 Marx, “Economic and Philosophical Manuscripts” , Early Writings, 329.
 Marx, Capital vol. 1, 283-4.
 Marx,“Critique of Hegel’s Doctrine of the State” , Early Writings, 89.
 Marx, “Critique of Hegel’s Doctrine of the State” , Early Writings, 88.
 Marx, “The Divorce Bill” , Collected Works 1:309.
 Marx, “Class Struggles in France” , Collected Works 22:334.
 See in particular Marx et al., ‘Address of the Central Committee to the Communist League’ [March 1850], Collected Works 10:277-87.
 Marx, Economic and Philosophical Manuscripts , Early Writings, 348; cf. Marx, Capital vol. 3, 959.
 Marx, Grundrisse, 488.
 Marx and Engels, The German Ideology , Collected Works 5: 51-2.
 Engels, Anti-Dühring , Collected Works 25: 266, 270.
 Marx, Capital vol. 1, 719, 899.
 Antonio Gramsci, ‘Study of Philosophy’, Selections from the Prison Notebooks, ed. and trans. Quintin Hoare and Geoffrey Nowell Smith (London: Lawrence and Wishart, London, 1971) 345; cf. Gramsci, ‘The Modern Prince’, Selections, 125-133, 171-2.
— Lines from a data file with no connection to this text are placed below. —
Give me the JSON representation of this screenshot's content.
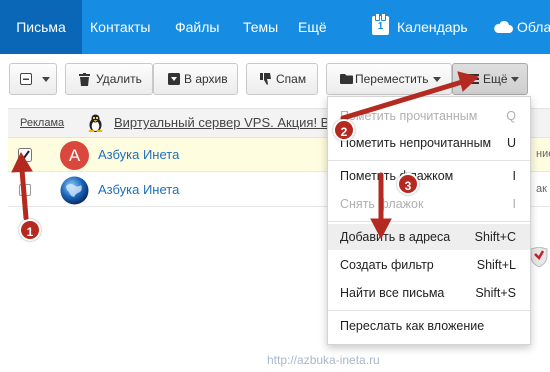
{
  "nav": {
    "items": [
      {
        "label": "Письма"
      },
      {
        "label": "Контакты"
      },
      {
        "label": "Файлы"
      },
      {
        "label": "Темы"
      },
      {
        "label": "Ещё"
      }
    ],
    "calendar_label": "Календарь",
    "calendar_day": "1",
    "cloud_label": "Обла"
  },
  "toolbar": {
    "delete_label": "Удалить",
    "archive_label": "В архив",
    "spam_label": "Спам",
    "move_label": "Переместить",
    "more_label": "Ещё"
  },
  "ad": {
    "label": "Реклама",
    "text": "Виртуальный сервер VPS. Акция! Ві"
  },
  "messages": [
    {
      "sender": "Азбука Инета",
      "avatar_letter": "А",
      "checked": true,
      "tail": "ние"
    },
    {
      "sender": "Азбука Инета",
      "checked": false,
      "tail": "ак"
    }
  ],
  "menu": {
    "items": [
      {
        "label": "Пометить прочитанным",
        "shortcut": "Q",
        "disabled": true
      },
      {
        "label": "Пометить непрочитанным",
        "shortcut": "U",
        "disabled": false
      },
      {
        "label": "Пометить флажком",
        "shortcut": "I",
        "disabled": false
      },
      {
        "label": "Снять флажок",
        "shortcut": "I",
        "disabled": true
      },
      {
        "label": "Добавить в адреса",
        "shortcut": "Shift+C",
        "disabled": false
      },
      {
        "label": "Создать фильтр",
        "shortcut": "Shift+L",
        "disabled": false
      },
      {
        "label": "Найти все письма",
        "shortcut": "Shift+S",
        "disabled": false
      },
      {
        "label": "Переслать как вложение",
        "shortcut": "",
        "disabled": false
      }
    ]
  },
  "annotations": {
    "step1": "1",
    "step2": "2",
    "step3": "3"
  },
  "footer": {
    "url": "http://azbuka-ineta.ru"
  },
  "colors": {
    "nav_bg": "#168de2",
    "nav_active": "#0a66b7",
    "link": "#1e70bf",
    "marker": "#b52a20",
    "selected_row": "#fffde0"
  }
}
 Gramsci, “The Modern Prince”, Selections, 171. Compared with the apparent solidity of actually-existing reality, ‘what “ought to be” is therefore concrete; indeed it is the only realistic and historicist interpretation of reality, it alone is history in the making and philosophy in the making, it alone is politics’ (ibid., 172).
 Gramsci, “Our Marx”, Pre-Prison Writings (Cambridge: Cambridge University Press, 1994), 57.
 Gramsci, “Class Intransigence and Italian History”, Pre-Prison Writings, 69; Gramsci, Selections, 364.
 Gramsci, “The Revolution Against Capital”, Pre-Prison Writings, 40.
 Gramsci, “Socialism and Co-operation”, Pre-Prison Writings, 14.
 “Men create their own personality, 1. by giving a specific and concrete (“rational”) direction to their own vital impulse or will; 2. by identifying the means which will make this will concrete and specific and not arbitrary; 3. by contributing to modify the ensemble of the concrete conditions for realising this will to the extent of one’s own limits and capacities and in the most fruitful form” (Gramsci, Selections, 360).
 Gramsci, ‘The Communist Groups’, Pre-Prison Writings, 176.
 Gramsci, Selections, 194, referring to Marx: ‘mankind thus inevitably sets itself only such tasks as it is able to solve’ (Marx, A Contribution to the Critique of Political Economy , Collected Works 29: 263).
Peter Hallward is Professor of Philosophy at Kingston University, London.